9:00am on a Saturday morning, groggy strangers looking for loose chairs in Gray Area, some succeeding more than others at initiating conversations surrounding occupations, communities, and the general insanity that was the Giants World Series parade (though most kept these thoughts to themselves). So began the Great Urban Hack in San Francisco.
Add a dark roast and some bagels to the situation above, and a diverse group of programmers, journalists, designers, and academics come alive and begin to collaborate. The task at hand? Go for a walking tour of San Francisco’s dynamic and much-maligned Tenderloin District, speak to people and identify issues, and find out how journalists (hacks) and programmers (hackers) can work together to address those issues.

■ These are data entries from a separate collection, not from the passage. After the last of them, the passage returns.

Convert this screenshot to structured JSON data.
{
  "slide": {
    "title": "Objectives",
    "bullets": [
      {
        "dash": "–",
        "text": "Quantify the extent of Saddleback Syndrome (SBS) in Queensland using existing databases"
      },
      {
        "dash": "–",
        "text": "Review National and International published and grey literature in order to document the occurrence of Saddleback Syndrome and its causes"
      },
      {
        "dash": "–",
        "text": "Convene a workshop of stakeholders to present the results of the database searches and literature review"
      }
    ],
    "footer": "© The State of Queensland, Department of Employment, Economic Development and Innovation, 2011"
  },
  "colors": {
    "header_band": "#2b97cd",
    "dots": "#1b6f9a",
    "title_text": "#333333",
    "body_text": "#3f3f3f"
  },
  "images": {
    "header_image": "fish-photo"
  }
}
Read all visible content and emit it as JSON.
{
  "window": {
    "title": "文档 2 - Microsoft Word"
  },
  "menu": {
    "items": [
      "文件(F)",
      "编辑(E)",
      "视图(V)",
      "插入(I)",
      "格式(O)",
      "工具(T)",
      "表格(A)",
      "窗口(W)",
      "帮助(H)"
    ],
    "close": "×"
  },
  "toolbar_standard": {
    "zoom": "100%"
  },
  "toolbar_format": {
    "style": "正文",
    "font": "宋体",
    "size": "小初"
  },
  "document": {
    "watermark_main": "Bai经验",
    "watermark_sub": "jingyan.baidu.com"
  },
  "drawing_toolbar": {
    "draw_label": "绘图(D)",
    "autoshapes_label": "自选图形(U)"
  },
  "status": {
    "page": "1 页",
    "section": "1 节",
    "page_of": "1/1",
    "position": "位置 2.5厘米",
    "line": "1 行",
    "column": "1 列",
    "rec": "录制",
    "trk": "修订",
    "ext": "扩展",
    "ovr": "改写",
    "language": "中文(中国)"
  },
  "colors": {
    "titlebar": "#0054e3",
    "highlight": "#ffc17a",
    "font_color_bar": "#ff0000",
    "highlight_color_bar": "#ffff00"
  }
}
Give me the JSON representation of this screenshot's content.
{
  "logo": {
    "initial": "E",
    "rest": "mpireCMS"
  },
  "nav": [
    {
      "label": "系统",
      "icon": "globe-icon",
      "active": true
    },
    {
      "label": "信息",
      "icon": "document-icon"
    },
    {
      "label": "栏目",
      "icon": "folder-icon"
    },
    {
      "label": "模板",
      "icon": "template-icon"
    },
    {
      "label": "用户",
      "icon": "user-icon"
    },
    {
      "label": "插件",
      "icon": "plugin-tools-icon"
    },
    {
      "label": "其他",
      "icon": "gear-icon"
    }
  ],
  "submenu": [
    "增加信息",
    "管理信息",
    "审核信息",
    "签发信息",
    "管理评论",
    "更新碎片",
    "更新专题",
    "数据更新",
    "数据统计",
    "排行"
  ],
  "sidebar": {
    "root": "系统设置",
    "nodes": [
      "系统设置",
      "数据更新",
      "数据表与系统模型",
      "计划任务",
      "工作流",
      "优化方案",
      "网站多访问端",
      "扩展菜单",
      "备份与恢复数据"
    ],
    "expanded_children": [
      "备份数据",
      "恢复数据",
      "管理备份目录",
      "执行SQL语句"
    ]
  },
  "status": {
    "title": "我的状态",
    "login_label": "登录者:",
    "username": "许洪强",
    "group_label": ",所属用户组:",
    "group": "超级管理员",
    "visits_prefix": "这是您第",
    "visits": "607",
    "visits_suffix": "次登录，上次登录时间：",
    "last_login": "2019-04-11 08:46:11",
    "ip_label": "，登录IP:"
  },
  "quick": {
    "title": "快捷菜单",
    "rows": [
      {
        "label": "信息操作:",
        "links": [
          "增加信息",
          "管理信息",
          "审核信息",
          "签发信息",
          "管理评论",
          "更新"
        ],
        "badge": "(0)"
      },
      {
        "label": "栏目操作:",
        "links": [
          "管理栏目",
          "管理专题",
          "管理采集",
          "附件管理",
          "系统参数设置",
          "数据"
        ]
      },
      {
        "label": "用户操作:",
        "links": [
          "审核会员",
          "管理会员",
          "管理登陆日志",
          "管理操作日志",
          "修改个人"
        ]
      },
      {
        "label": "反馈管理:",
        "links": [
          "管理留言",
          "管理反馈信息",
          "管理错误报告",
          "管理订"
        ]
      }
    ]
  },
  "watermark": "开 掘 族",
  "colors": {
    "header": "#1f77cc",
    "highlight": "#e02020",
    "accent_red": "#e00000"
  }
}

Open All Night: The Great Urban Hack NYC on Hacks/Hackers by John Keefe
Who is my landlord? What are the politics of that restaurant? When is the best time to catch a cab? Where are the roaches? Why do you call part of Chinatown the Lower East Side? How can I be Pac-Man?!
These questions are answered by the apps cranked out overnight this past weekend at The Great Urban Hack NYC. The mission for the 80 or so journalists and developers there was to design, report on, code and create projects to help New Yorkers get the information they need while strengthening a sense of community. It was open to themes around news, politics, government information, arts, culture or education — pretty much any journalism or technology project that might help residents connect to each other or the city.
The Brian Lehrer Show The Great Urban Hack Thursday, November 04, 2010
John Keefe, WNYC's senior executive producer for news, talks about this weekend's Great Urban Hack, an event to promote the intersection of journalism and technology. The over-night, open-source "hackathon" is being co-sponsored by WNYC.
Posted by Soulskill on Saturday October 30, @05:56PM
from the peer-to-peer-sneakernet dept.
Okian Warrior writes "Aram Bartholl is building a series of USB dead drops in New York City. Billed as 'an anonymous, offline, peer to peer file-sharing network in public space,' he has embedded USB sticks as file cache devices throughout the city. Bartholl says, 'I am "injecting" USB flash drives into walls, buildings and curbs accessible to anybody in public space. You are invited to go to these places (so far 5 in NYC) to drop or find files on a dead drop. Plug your laptop to a wall, house or pole to share your files and data.' Current locations (more to come) include: 87 3rd Avenue, Brooklyn, NY (Makerbot), Empire Fulton Ferry Park, Brooklyn, NY (Dumbo), 235 Bowery, NY (New Museum), Union Square, NY (Subway Station 14th St), and West 21st Street, NY (Eyebeam)"